This year the clocks will change at 1am on Sunday 31st March (Mother’s Day). In spring, we lose an hour, so 1am becomes 2am. Thankfully, most electronic devices such as smartphones and smartwatches will update automatically, whilst analogue clocks will need manual attention. Also requiring a few minor adjustments is your routine, as keeping your body clock ticking to its best rhythm is vital for happiness and wellbeing. With that in mind we’ve teamed up with Tempur UK to bring you these; our 7 IDEAL tips on how to adjust to the clocks going forward.
BLOCK OUT THE LIGHT
Light is one of the main cues that tells the brain and body that it’s wake up time. Therefore, longer daylight hours mean we’re more likely to feel tired later in the evenings and wake up earlier in the mornings. This can lead to a longer-term, cumulative loss of that all-important down time. To counter this, use blackout blinds and/or curtains in bedrooms to block out any pesky early morning light and ensure the best quality sleep possible.
Blocking out the light should also extend to keeping blue light use at bay before bed, which is perhaps the single most effective path to a better night’s rest. Countless studies have shown the link between your screen’s blue light and a difficulty in nodding off, as well as its hand in a disrupted, disruptive sleep pattern. Couple this with the fact that checking emails and social networking late at night will have your brain distracted and not properly prepared for some down time, and it’s clear that something’s got to give.
PRE-CLOCK CHANGE PREP: AN EXTRA 15 MINUTES
In the days leading up to the clocks going forward, try going to bed 15 minutes earlier each night, so that by the time Saturday night arrives, you’ll be ready to go to bed a full hour earlier than usual and make up the lost hour. On a more holistic level, it’s a good idea to get your bedtime routine as streamlined and succinct as possible. We’ve written more about doing that effectively over here.
THE JET LAG RULE
Remember, the rule of thumb for jet lag is that one hour’s loss of sleep takes a day to recover from, and the same should apply when the clocks change.
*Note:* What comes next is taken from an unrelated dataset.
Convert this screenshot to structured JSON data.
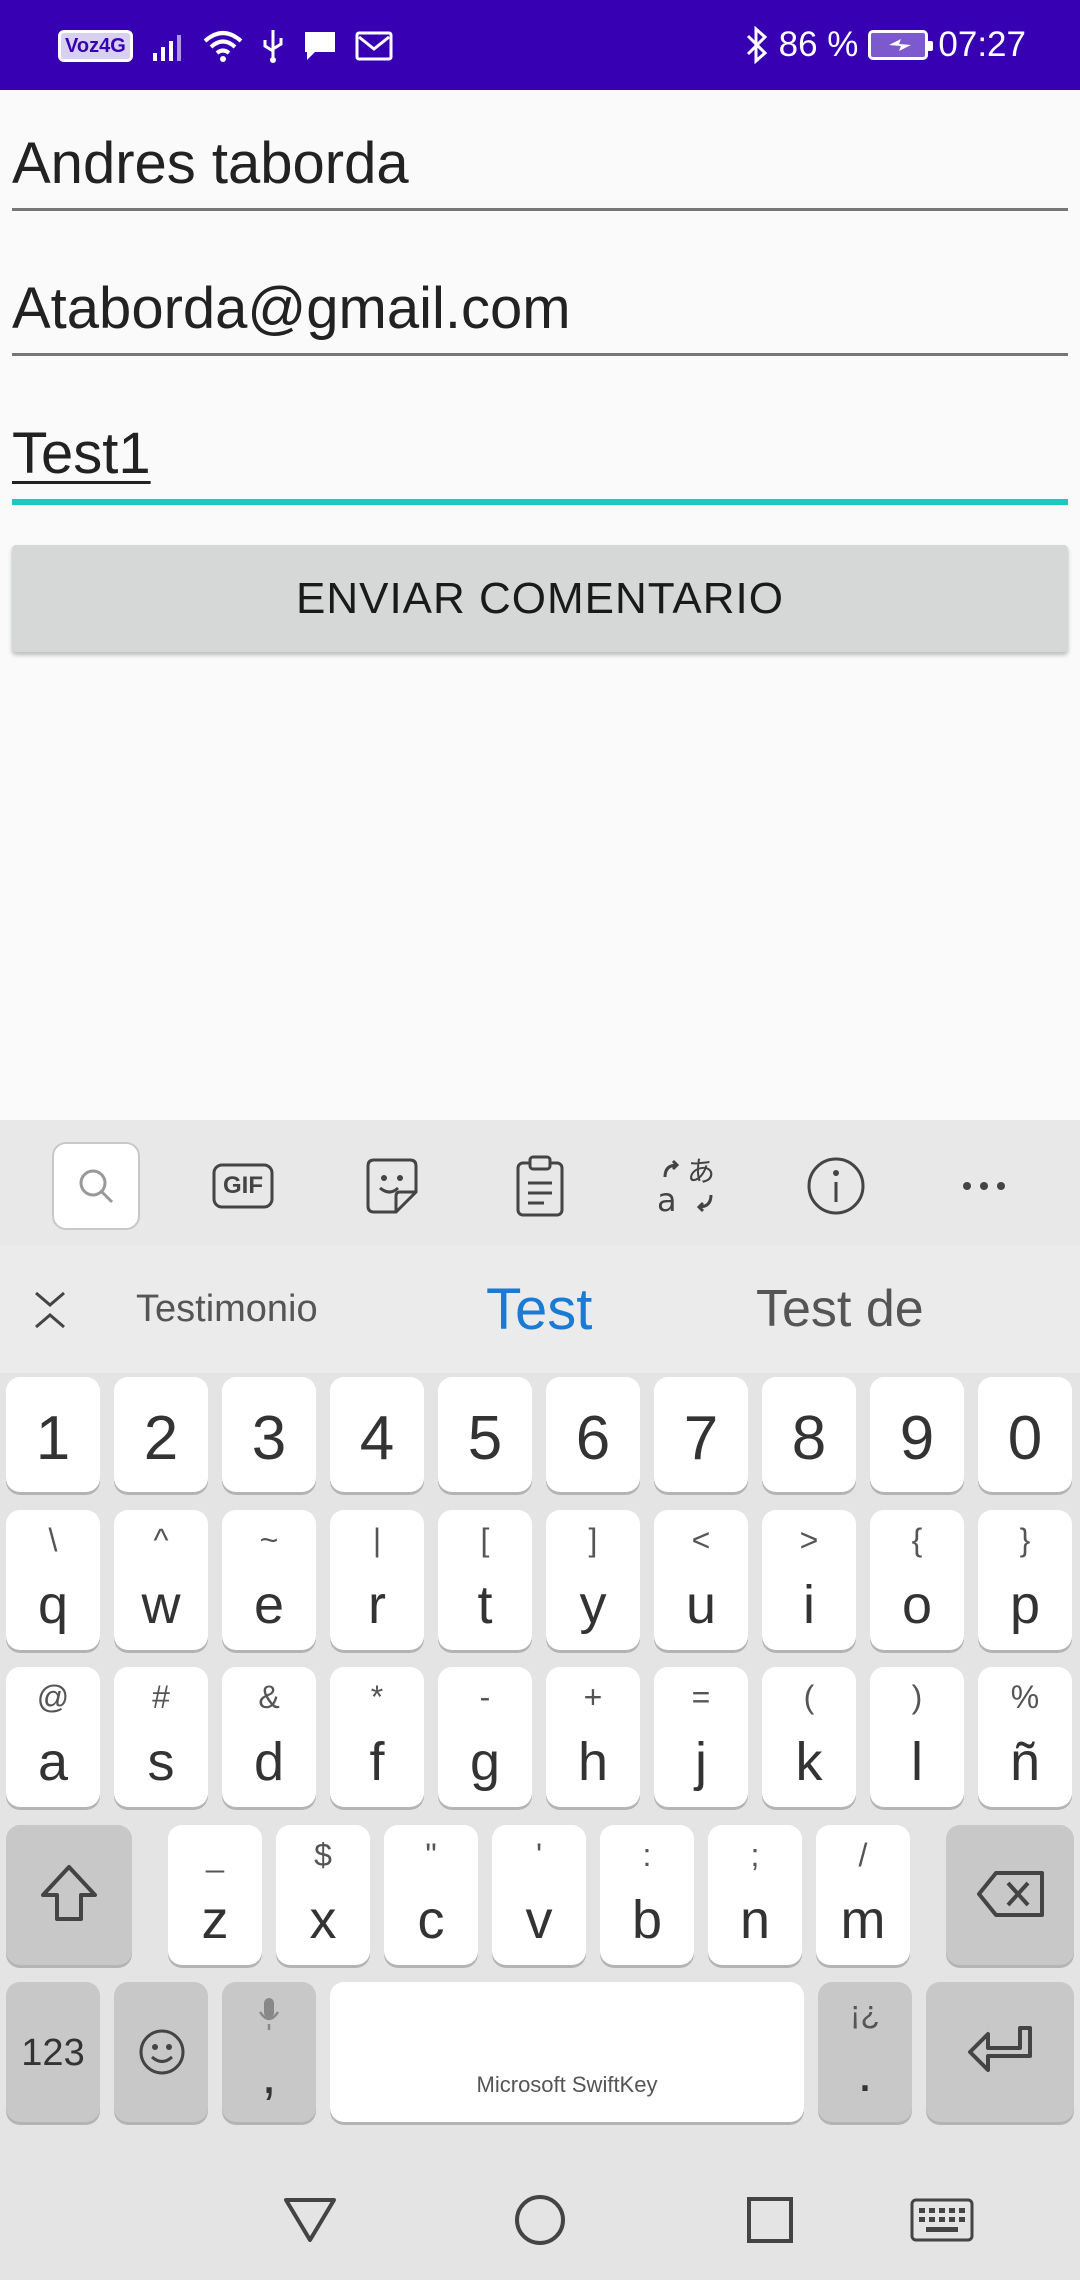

Go to bed earlier on Sunday evening and you should be right as rain for Monday morning.
KEEP IT COOL
For the best possible night’s sleep, keep your bedroom a little cooler than the rest of the house, an optimum being around 16-18°C. Your bedroom should mimic the good features of a cave; cool, dark and cosy. Choose cotton sheets and pyjamas that allow the body to breathe for a particularly comfy slumber.
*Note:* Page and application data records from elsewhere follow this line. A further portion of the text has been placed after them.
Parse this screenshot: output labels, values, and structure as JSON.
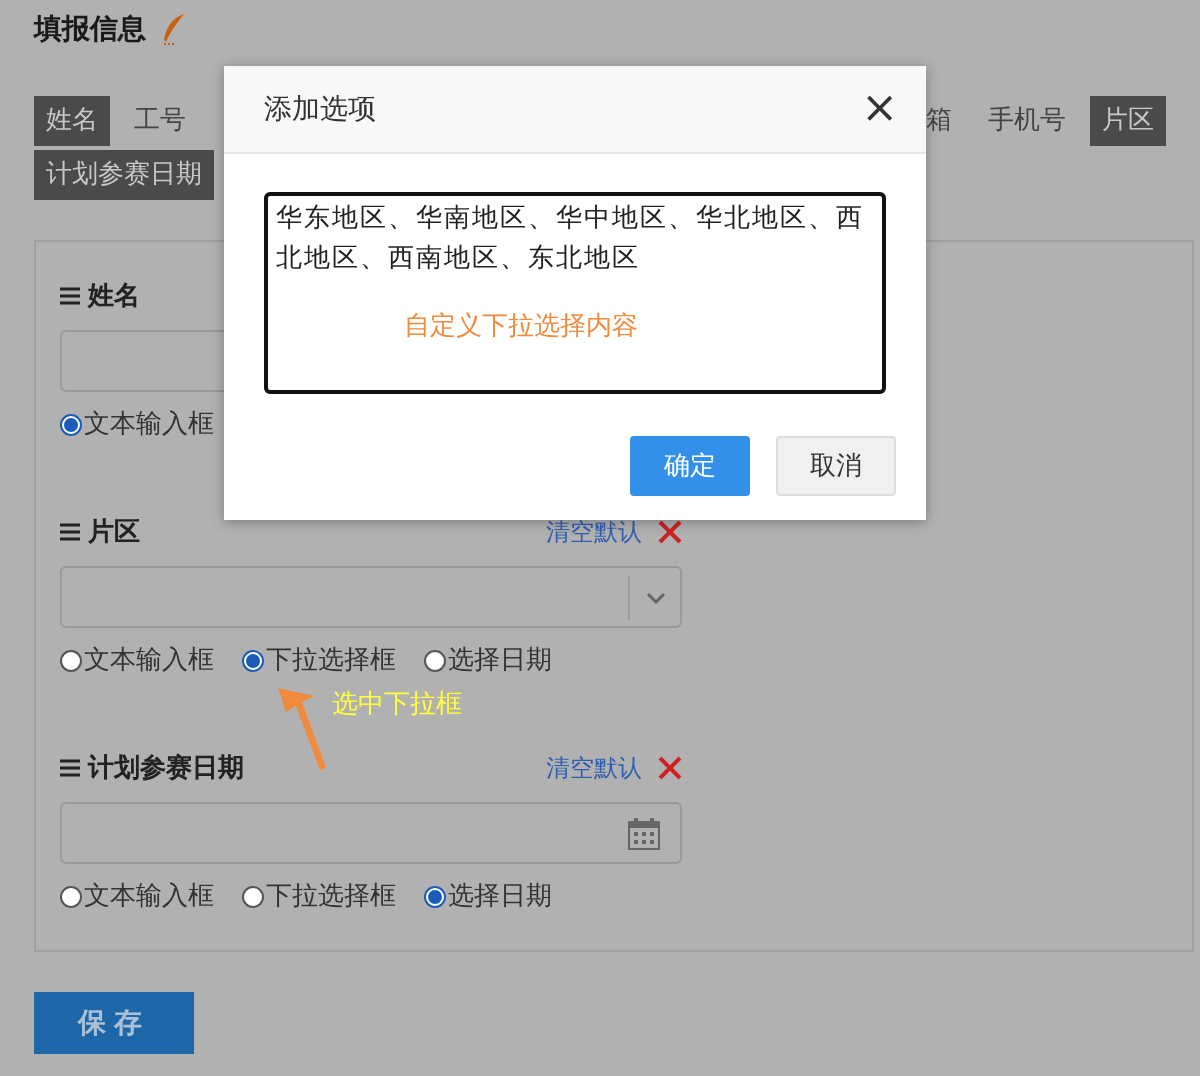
{
  "page": {
    "title": "填报信息"
  },
  "tab_rows": [
    {
      "tabs": [
        {
          "label": "姓名",
          "selected": true
        },
        {
          "label": "工号",
          "selected": false
        }
      ],
      "tabs_right": [
        {
          "label": "箱",
          "selected": false
        },
        {
          "label": "手机号",
          "selected": false
        },
        {
          "label": "片区",
          "selected": true
        }
      ]
    },
    {
      "tabs": [
        {
          "label": "计划参赛日期",
          "selected": true
        }
      ],
      "tabs_right": []
    }
  ],
  "fields": [
    {
      "label": "姓名",
      "kind": "text",
      "radios": [
        {
          "label": "文本输入框",
          "selected": true
        }
      ]
    },
    {
      "label": "片区",
      "kind": "select",
      "clear_link": "清空默认",
      "radios": [
        {
          "label": "文本输入框",
          "selected": false
        },
        {
          "label": "下拉选择框",
          "selected": true
        },
        {
          "label": "选择日期",
          "selected": false
        }
      ]
    },
    {
      "label": "计划参赛日期",
      "kind": "date",
      "clear_link": "清空默认",
      "radios": [
        {
          "label": "文本输入框",
          "selected": false
        },
        {
          "label": "下拉选择框",
          "selected": false
        },
        {
          "label": "选择日期",
          "selected": true
        }
      ]
    }
  ],
  "save_button": "保存",
  "modal": {
    "title": "添加选项",
    "close": "×",
    "textarea": "华东地区、华南地区、华中地区、华北地区、西北地区、西南地区、东北地区",
    "note": "自定义下拉选择内容",
    "buttons": [
      {
        "label": "确定",
        "kind": "primary"
      },
      {
        "label": "取消",
        "kind": "default"
      }
    ]
  },
  "annotation": {
    "text": "选中下拉框"
  }
}
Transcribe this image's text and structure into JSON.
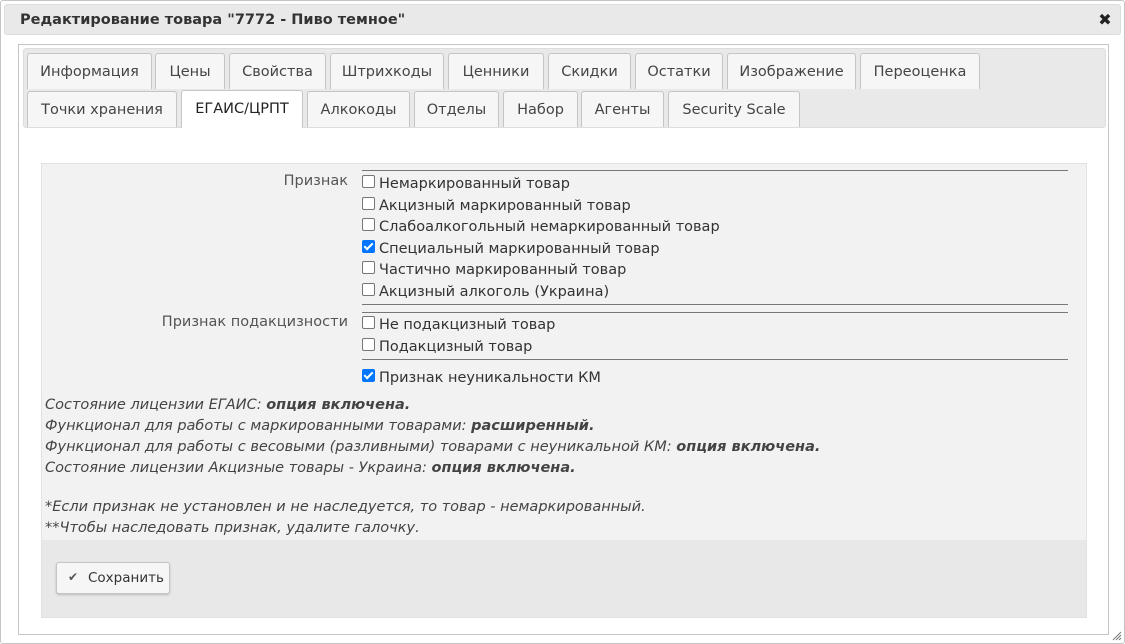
{
  "dialog": {
    "title": "Редактирование товара \"7772 - Пиво темное\"",
    "close_icon": "close-icon"
  },
  "tabs": {
    "row1": [
      "Информация",
      "Цены",
      "Свойства",
      "Штрихкоды",
      "Ценники",
      "Скидки",
      "Остатки",
      "Изображение",
      "Переоценка"
    ],
    "row2": [
      "Точки хранения",
      "ЕГАИС/ЦРПТ",
      "Алкокоды",
      "Отделы",
      "Набор",
      "Агенты",
      "Security Scale"
    ],
    "active": "ЕГАИС/ЦРПТ"
  },
  "form": {
    "priznak_label": "Признак",
    "priznak_options": [
      {
        "label": "Немаркированный товар",
        "checked": false
      },
      {
        "label": "Акцизный маркированный товар",
        "checked": false
      },
      {
        "label": "Слабоалкогольный немаркированный товар",
        "checked": false
      },
      {
        "label": "Специальный маркированный товар",
        "checked": true
      },
      {
        "label": "Частично маркированный товар",
        "checked": false
      },
      {
        "label": "Акцизный алкоголь (Украина)",
        "checked": false
      }
    ],
    "podakciz_label": "Признак подакцизности",
    "podakciz_options": [
      {
        "label": "Не подакцизный товар",
        "checked": false
      },
      {
        "label": "Подакцизный товар",
        "checked": false
      }
    ],
    "nonunique": {
      "label": "Признак неуникальности КМ",
      "checked": true
    }
  },
  "info": {
    "lines": [
      {
        "text": "Состояние лицензии ЕГАИС: ",
        "value": "опция включена."
      },
      {
        "text": "Функционал для работы с маркированными товарами: ",
        "value": "расширенный."
      },
      {
        "text": "Функционал для работы с весовыми (разливными) товарами с неуникальной КМ: ",
        "value": "опция включена."
      },
      {
        "text": "Состояние лицензии Акцизные товары - Украина: ",
        "value": "опция включена."
      }
    ],
    "notes": [
      "*Если признак не установлен и не наследуется, то товар - немаркированный.",
      "**Чтобы наследовать признак, удалите галочку."
    ]
  },
  "footer": {
    "save_label": "Сохранить",
    "save_icon": "checkmark-icon"
  },
  "colors": {
    "accent": "#0075ff",
    "titlebar": "#e9e9e9",
    "panel": "#f2f2f2"
  }
}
WAKE UP, IT’S A BEAUTIFUL MORNING
During the spring and summer months, our 24-hour body clock can inevitably fall slightly out of sync and we can wake up prematurely compared to our usual rise. If you do find yourself opening your eyes earlier than usual, try not to worry about it too much and instead make the most of the day. Just focus on winding down and getting into bed a little earlier in the evenings to make up for the earlier starts so you don’t miss out on the overall number of hours needed to be at your best.
While having a big sleep at the weekend is generally discouraged as it disrupts a normal routine, most of us enjoy a little Sunday lay in from time to time, and an occasional extra 60 minutes in bed shouldn’t make a huge difference, so do enjoy it if you can. It is Sunday after all…!